WHAT TO PRODUCE: Which lines in the records below contain the word "this"? Report each of them.

RECORDS PROVIDED:
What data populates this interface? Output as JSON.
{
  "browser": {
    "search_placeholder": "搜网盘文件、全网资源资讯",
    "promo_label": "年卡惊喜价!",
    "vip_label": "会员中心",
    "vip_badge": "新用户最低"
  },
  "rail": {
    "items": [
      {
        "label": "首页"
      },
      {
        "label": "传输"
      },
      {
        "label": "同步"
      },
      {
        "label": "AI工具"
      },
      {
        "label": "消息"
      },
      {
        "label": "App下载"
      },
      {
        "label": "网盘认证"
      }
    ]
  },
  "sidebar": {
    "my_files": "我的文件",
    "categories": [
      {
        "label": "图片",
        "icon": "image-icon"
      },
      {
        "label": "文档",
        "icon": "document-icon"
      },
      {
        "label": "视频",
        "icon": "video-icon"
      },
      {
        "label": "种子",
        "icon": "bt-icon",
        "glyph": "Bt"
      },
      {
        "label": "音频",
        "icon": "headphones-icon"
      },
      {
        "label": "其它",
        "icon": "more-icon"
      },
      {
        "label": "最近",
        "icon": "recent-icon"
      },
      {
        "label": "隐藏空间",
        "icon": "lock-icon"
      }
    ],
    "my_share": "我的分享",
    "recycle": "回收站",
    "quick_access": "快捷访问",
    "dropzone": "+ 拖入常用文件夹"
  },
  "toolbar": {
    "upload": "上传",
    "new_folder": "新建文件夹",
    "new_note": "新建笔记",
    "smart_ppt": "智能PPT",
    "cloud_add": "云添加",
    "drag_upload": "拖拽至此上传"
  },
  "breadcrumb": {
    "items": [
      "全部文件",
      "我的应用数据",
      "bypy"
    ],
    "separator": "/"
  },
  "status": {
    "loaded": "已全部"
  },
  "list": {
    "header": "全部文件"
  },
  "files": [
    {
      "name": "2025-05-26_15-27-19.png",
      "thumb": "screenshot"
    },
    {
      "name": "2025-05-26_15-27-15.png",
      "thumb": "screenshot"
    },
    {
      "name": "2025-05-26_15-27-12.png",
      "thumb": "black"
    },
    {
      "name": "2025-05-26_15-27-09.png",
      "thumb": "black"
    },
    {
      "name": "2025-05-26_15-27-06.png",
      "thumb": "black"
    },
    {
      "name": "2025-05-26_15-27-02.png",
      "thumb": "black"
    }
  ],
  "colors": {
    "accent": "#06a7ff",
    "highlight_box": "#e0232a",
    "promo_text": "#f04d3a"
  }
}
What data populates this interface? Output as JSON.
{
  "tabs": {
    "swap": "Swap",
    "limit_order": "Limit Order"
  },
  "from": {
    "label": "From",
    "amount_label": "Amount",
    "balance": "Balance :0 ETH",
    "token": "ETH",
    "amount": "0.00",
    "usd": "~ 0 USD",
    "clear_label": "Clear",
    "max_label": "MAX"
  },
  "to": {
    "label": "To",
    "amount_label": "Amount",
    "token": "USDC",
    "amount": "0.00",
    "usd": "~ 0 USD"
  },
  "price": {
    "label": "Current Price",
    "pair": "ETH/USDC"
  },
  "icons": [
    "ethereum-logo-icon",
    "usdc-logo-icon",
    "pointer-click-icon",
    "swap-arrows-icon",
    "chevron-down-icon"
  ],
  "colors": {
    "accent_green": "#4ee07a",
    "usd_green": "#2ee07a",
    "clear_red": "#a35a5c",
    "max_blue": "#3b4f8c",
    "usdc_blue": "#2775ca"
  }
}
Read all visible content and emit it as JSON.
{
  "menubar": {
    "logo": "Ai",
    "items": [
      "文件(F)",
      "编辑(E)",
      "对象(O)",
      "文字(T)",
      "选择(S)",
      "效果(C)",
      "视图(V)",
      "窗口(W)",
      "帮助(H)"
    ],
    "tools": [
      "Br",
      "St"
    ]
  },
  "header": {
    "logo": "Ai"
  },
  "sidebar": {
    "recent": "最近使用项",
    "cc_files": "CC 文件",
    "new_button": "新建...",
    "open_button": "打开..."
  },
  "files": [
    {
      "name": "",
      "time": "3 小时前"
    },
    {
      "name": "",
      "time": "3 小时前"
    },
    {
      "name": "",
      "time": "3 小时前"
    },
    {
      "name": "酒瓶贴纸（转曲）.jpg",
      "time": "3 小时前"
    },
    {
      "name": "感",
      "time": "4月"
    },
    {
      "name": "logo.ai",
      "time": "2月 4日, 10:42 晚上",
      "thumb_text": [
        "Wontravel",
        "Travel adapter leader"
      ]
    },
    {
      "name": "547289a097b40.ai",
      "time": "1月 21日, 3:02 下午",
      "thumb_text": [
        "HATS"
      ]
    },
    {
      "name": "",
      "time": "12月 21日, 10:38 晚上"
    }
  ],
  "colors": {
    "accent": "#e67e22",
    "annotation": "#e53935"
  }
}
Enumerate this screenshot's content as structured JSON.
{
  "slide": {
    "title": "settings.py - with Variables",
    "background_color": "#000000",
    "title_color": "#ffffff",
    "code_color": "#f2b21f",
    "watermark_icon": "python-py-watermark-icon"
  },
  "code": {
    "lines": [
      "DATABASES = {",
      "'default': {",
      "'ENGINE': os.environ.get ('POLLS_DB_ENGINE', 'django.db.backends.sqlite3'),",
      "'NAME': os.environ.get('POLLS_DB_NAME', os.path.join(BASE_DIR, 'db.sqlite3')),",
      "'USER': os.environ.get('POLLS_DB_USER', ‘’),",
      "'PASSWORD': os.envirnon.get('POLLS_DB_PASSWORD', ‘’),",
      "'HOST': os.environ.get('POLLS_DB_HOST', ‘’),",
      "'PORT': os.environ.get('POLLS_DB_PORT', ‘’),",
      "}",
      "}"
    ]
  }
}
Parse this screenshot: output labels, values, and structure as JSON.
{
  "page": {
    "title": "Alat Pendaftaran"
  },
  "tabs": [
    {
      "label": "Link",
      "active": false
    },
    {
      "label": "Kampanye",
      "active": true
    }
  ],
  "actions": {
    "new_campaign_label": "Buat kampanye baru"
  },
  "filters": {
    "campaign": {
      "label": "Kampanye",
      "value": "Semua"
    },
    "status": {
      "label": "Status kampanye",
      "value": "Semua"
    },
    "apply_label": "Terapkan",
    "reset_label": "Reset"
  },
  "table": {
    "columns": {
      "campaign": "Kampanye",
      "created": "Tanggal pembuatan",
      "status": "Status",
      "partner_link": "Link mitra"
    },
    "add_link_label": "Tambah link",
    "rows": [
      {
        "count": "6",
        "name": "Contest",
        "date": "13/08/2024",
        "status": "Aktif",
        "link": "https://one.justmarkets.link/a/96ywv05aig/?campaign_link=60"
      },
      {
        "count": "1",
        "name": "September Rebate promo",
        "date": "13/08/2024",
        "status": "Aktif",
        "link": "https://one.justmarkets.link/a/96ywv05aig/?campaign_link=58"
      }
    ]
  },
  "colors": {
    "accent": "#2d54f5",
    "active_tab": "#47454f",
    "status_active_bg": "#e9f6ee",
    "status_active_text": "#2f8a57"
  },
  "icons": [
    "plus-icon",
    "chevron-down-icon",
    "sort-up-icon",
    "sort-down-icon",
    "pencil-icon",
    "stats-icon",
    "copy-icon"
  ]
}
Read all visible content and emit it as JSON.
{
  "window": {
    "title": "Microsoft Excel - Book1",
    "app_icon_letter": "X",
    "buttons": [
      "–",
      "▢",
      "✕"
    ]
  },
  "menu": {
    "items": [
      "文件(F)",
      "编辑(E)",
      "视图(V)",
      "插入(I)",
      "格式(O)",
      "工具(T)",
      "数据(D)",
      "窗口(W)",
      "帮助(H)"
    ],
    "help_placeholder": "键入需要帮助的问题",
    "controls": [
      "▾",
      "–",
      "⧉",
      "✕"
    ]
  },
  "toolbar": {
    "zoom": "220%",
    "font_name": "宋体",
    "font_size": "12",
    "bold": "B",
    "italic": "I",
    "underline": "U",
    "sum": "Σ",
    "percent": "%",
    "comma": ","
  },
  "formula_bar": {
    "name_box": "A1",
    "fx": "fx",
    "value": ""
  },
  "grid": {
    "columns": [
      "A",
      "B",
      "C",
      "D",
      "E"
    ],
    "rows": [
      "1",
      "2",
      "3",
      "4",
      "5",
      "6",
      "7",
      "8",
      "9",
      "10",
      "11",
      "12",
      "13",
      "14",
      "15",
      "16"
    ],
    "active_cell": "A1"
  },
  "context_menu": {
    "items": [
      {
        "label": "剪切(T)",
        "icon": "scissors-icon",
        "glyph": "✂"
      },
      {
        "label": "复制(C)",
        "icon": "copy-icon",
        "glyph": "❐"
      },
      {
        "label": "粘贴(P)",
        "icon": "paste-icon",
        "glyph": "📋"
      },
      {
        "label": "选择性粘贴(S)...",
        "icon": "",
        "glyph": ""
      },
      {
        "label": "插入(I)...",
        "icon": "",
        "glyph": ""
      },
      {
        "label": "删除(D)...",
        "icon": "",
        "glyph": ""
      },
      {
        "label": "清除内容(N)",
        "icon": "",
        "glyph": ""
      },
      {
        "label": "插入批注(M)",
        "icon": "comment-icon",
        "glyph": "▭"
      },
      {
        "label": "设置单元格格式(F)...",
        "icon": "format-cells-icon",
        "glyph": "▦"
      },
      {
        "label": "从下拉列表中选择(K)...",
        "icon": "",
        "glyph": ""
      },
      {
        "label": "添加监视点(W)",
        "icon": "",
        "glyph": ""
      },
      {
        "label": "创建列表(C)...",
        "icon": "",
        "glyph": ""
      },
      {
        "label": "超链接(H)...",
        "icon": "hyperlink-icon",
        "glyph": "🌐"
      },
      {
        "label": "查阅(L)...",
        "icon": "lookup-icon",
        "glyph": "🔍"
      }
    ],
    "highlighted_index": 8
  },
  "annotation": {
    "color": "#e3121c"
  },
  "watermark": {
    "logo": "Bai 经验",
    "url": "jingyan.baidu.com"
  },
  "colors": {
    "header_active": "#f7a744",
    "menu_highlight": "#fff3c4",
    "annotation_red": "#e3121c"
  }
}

RESPONSE TO THE TASK:
What data populates this interface? Output as JSON.
What data populates this interface? Output as JSON.
Enumerate this screenshot's content as structured JSON.
Parse this screenshot: output labels, values, and structure as JSON.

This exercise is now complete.